Dillon Beach Camp - Fully loaded test ride.
I must admit when I loaded up the bike, I had very little confidence on how it would hold up, or even myself in the ability to carry all of it during dirt trails or bumpy downhill roads. Decided to leave it to my luck in whatever happens.
The weather hasn’t been great the last week in the Bay, still on the 60s and windy, pretty much the same as it was during the winter season.The route was clear to ride with a GPS App, which I was surprised for its accuracy on details even through trails, I would recommend this even if you are hiking and it’s free.

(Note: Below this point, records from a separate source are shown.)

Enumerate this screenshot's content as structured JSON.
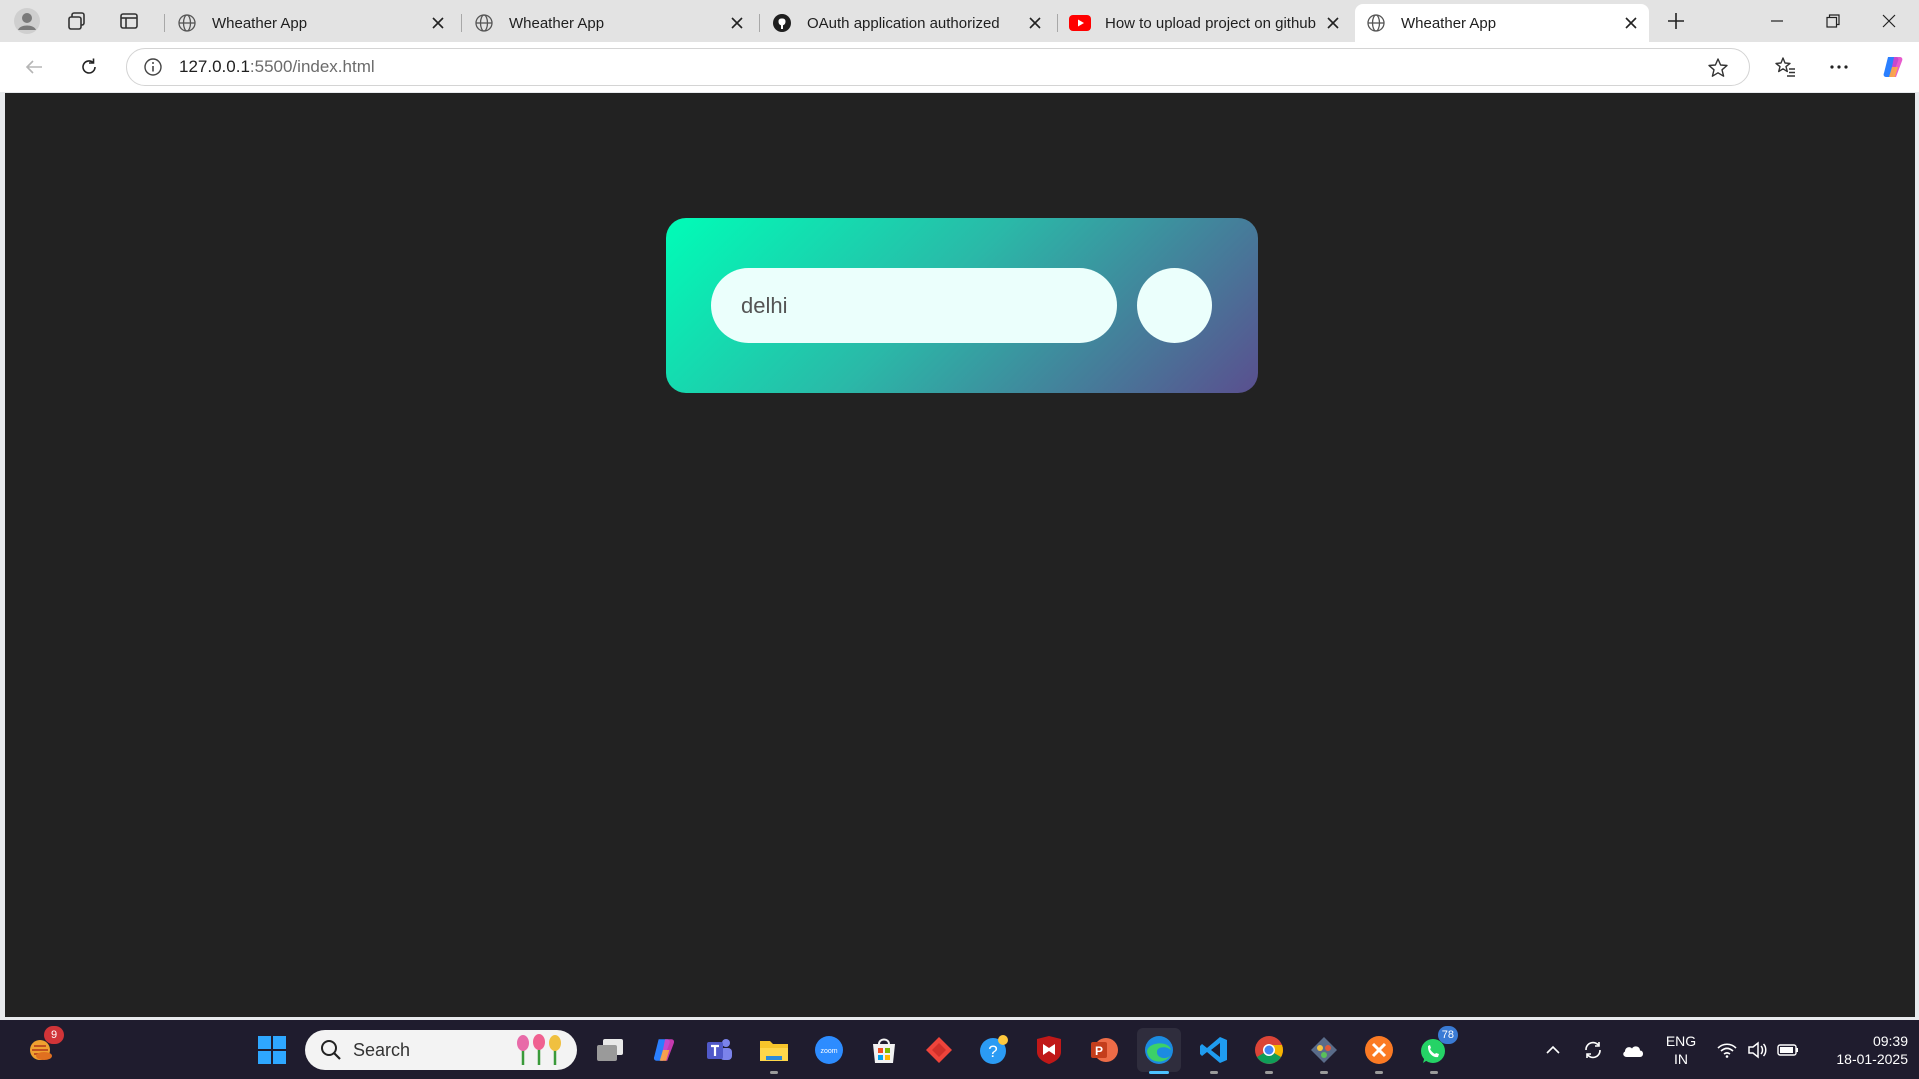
{
  "browser": {
    "tabs": [
      {
        "title": "Wheather App",
        "favicon": "globe-icon",
        "active": false
      },
      {
        "title": "Wheather App",
        "favicon": "globe-icon",
        "active": false
      },
      {
        "title": "OAuth application authorized",
        "favicon": "github-icon",
        "active": false
      },
      {
        "title": "How to upload project on github",
        "favicon": "youtube-icon",
        "active": false
      },
      {
        "title": "Wheather App",
        "favicon": "globe-icon",
        "active": true
      }
    ],
    "address": {
      "host": "127.0.0.1",
      "rest": ":5500/index.html"
    }
  },
  "page": {
    "search_value": "delhi",
    "card_gradient": [
      "#00fdb7",
      "#5a4f8f"
    ],
    "background": "#222222"
  },
  "taskbar": {
    "search_label": "Search",
    "weather_badge": "9",
    "whatsapp_badge": "78",
    "lang_top": "ENG",
    "lang_bottom": "IN",
    "time": "09:39",
    "date": "18-01-2025"
  }
}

It was a “great” 136km distance, with about 10h on route direction and about 6h - 7h of moving time, with some hike-a-bike sections, a bit too long for a solo ride. Beautiful landscape, lots of hikers, other MTB riders, bike packers, one flat tire and a small rear derailleur issue that was fixed with no major consequences. The overall test was very positive, even thought my wife wasn’t very happy for all the waiting she had to do at the camp site.
Pros & Cons:
I used Stan’s NoTubes Ironcross wheels, which are meant to use low pressure tires and for lightweight riders, but after loading the bike, the pair of wheels seem to get the job done even through pretty rough terrain.
Alpkit Fuel Tank Bag, big, but after a little while, it tends to tilt to one side when you have it filled up. I would have to figure out a way to make it more stable or straight up.
Porcelain Rocket, Mr Fusion, to my opinion, a big A+, never felt that rear bag was there, never wiggled, very easy to install.
Soto Windmaster Stove, very light, wind proof, with a micro gas regulator and built-in igniter is a really good choice.
What to improve:
- Definitely, choose wisely the repair tools.
- Consider using tire sealing liquids.
- Take loads of food and water.
- Easy access to clean clothes after the ride is over.